Data section →

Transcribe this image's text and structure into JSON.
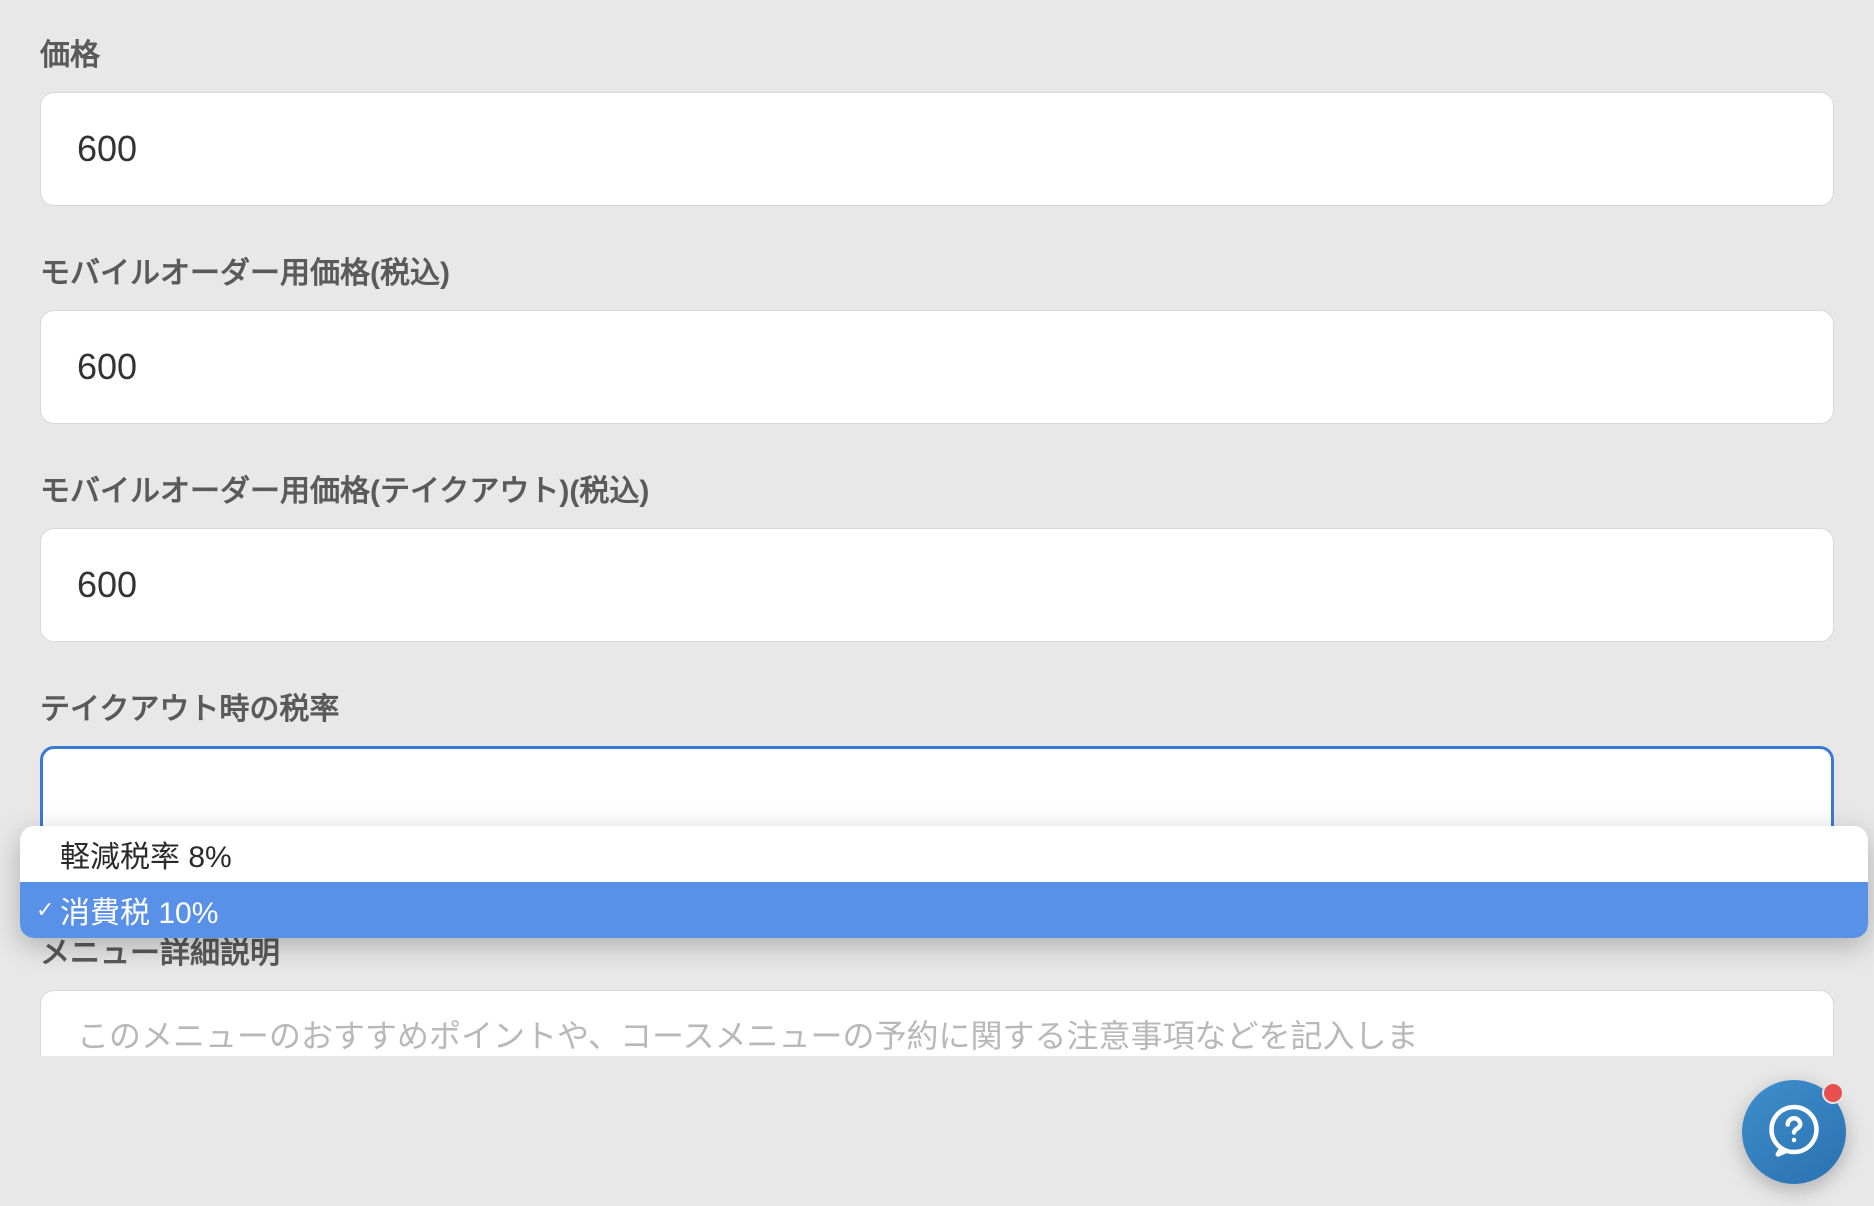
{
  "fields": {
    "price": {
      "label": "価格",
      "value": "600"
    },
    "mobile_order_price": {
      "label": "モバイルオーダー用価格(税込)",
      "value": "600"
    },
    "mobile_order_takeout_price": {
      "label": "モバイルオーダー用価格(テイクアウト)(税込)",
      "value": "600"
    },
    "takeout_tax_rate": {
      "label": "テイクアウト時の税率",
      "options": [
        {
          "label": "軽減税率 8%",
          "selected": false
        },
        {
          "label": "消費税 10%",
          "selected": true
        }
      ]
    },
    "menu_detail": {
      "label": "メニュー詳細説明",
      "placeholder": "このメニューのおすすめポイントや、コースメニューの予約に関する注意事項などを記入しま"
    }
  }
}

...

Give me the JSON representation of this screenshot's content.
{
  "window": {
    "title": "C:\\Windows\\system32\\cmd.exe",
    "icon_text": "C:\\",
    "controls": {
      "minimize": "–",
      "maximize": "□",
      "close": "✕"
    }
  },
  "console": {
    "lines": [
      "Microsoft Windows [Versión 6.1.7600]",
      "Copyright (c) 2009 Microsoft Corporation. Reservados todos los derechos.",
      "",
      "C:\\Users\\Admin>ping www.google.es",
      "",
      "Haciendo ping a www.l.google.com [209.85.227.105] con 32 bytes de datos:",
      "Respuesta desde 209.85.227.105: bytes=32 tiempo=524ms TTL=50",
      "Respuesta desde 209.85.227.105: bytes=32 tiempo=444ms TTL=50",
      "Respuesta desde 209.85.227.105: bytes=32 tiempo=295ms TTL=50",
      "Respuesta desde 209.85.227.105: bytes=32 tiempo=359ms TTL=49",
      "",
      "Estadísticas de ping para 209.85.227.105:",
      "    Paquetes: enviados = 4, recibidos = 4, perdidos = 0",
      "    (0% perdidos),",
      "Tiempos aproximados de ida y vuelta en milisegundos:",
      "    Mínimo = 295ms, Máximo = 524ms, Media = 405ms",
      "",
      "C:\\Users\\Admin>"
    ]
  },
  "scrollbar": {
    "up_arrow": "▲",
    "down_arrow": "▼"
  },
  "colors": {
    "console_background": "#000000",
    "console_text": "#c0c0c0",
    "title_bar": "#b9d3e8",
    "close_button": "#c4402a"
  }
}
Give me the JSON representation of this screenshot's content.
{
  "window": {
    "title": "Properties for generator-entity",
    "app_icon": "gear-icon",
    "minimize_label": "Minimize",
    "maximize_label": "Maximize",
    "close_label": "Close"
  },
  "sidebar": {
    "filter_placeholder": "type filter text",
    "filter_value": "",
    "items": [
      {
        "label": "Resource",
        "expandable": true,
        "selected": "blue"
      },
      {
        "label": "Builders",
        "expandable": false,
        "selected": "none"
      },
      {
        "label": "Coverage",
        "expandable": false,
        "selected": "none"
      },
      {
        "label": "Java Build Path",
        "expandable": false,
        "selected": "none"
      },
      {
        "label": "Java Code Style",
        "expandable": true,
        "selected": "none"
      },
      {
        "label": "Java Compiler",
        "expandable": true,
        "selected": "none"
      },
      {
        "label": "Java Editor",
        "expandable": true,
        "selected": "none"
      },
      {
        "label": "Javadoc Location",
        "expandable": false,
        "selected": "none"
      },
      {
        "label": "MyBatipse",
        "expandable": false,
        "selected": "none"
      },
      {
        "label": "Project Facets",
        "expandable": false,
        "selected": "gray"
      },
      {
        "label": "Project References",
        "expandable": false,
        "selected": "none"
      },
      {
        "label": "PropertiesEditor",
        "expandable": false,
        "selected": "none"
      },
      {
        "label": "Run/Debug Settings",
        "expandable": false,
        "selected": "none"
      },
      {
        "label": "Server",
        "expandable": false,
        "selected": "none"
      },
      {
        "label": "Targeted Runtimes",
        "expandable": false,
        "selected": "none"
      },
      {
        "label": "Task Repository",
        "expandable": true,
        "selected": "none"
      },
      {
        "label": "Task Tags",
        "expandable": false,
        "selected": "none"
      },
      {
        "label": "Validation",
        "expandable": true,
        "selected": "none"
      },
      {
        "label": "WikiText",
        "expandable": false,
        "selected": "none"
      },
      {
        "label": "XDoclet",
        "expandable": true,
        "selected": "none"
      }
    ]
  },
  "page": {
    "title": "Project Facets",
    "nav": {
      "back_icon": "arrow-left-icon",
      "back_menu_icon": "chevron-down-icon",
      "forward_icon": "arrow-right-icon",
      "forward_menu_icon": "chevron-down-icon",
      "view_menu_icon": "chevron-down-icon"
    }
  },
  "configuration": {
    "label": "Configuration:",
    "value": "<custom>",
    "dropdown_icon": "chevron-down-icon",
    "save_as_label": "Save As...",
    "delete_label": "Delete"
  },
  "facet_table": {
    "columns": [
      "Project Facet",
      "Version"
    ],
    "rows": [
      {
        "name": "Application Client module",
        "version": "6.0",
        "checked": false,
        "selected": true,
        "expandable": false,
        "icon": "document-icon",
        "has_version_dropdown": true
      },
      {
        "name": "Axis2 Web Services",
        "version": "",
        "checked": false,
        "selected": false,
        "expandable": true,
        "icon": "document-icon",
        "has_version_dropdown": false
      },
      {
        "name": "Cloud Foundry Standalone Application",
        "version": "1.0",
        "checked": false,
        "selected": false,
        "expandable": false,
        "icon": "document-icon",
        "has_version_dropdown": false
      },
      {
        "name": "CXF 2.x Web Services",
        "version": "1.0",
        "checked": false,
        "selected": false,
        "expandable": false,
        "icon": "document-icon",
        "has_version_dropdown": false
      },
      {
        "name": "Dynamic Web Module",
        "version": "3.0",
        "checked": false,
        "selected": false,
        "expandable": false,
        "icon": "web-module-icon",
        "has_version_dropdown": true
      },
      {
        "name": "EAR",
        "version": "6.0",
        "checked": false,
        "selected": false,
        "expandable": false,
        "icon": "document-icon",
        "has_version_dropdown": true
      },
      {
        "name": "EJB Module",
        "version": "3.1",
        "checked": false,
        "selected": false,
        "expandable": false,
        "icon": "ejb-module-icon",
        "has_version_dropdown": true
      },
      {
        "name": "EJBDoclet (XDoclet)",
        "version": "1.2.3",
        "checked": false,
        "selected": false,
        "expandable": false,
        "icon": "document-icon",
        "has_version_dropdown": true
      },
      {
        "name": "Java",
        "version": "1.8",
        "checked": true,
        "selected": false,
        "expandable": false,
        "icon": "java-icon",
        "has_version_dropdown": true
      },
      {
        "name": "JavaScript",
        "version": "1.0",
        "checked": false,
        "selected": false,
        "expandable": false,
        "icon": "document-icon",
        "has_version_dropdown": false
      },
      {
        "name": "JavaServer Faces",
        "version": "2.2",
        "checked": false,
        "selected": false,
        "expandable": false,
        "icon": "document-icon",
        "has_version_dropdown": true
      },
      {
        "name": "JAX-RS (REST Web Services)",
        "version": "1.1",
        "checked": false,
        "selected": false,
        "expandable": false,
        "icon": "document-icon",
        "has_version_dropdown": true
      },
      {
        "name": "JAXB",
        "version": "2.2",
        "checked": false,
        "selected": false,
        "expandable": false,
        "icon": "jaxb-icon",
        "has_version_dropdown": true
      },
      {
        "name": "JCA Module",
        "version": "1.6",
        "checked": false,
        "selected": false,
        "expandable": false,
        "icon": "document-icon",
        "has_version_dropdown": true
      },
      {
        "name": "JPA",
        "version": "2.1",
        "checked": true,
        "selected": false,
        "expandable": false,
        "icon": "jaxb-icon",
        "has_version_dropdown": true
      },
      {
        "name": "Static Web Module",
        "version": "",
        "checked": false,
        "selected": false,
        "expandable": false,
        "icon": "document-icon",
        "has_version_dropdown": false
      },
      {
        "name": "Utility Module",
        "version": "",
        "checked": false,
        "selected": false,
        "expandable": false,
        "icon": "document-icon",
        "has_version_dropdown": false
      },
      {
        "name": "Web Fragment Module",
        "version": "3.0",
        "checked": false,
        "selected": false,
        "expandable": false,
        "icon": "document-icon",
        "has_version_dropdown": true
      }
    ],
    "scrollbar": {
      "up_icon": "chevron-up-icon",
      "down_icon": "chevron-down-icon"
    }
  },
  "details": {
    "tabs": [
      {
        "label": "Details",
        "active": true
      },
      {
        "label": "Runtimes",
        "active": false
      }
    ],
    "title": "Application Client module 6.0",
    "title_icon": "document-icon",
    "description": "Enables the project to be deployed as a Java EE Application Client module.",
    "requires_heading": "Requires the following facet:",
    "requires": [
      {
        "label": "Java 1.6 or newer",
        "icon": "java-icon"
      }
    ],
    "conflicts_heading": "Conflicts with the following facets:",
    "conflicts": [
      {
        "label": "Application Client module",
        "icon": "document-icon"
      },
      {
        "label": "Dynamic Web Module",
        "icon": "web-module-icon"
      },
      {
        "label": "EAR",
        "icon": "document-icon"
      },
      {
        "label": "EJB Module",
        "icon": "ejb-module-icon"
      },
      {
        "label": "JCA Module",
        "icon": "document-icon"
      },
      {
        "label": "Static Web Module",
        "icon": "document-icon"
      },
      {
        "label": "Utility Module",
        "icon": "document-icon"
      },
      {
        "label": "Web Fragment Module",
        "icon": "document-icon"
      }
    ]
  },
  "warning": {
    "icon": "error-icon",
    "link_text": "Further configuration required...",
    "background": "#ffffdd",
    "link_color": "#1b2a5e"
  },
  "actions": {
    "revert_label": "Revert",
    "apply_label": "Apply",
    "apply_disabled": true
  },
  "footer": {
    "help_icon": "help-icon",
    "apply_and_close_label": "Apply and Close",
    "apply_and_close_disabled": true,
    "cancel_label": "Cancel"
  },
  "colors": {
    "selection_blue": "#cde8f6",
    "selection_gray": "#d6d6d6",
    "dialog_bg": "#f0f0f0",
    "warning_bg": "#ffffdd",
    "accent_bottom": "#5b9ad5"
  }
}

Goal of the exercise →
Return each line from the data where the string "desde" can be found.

Response to the exercise →
      "Respuesta desde 209.85.227.105: bytes=32 tiempo=524ms TTL=50",
      "Respuesta desde 209.85.227.105: bytes=32 tiempo=444ms TTL=50",
      "Respuesta desde 209.85.227.105: bytes=32 tiempo=295ms TTL=50",
      "Respuesta desde 209.85.227.105: bytes=32 tiempo=359ms TTL=49",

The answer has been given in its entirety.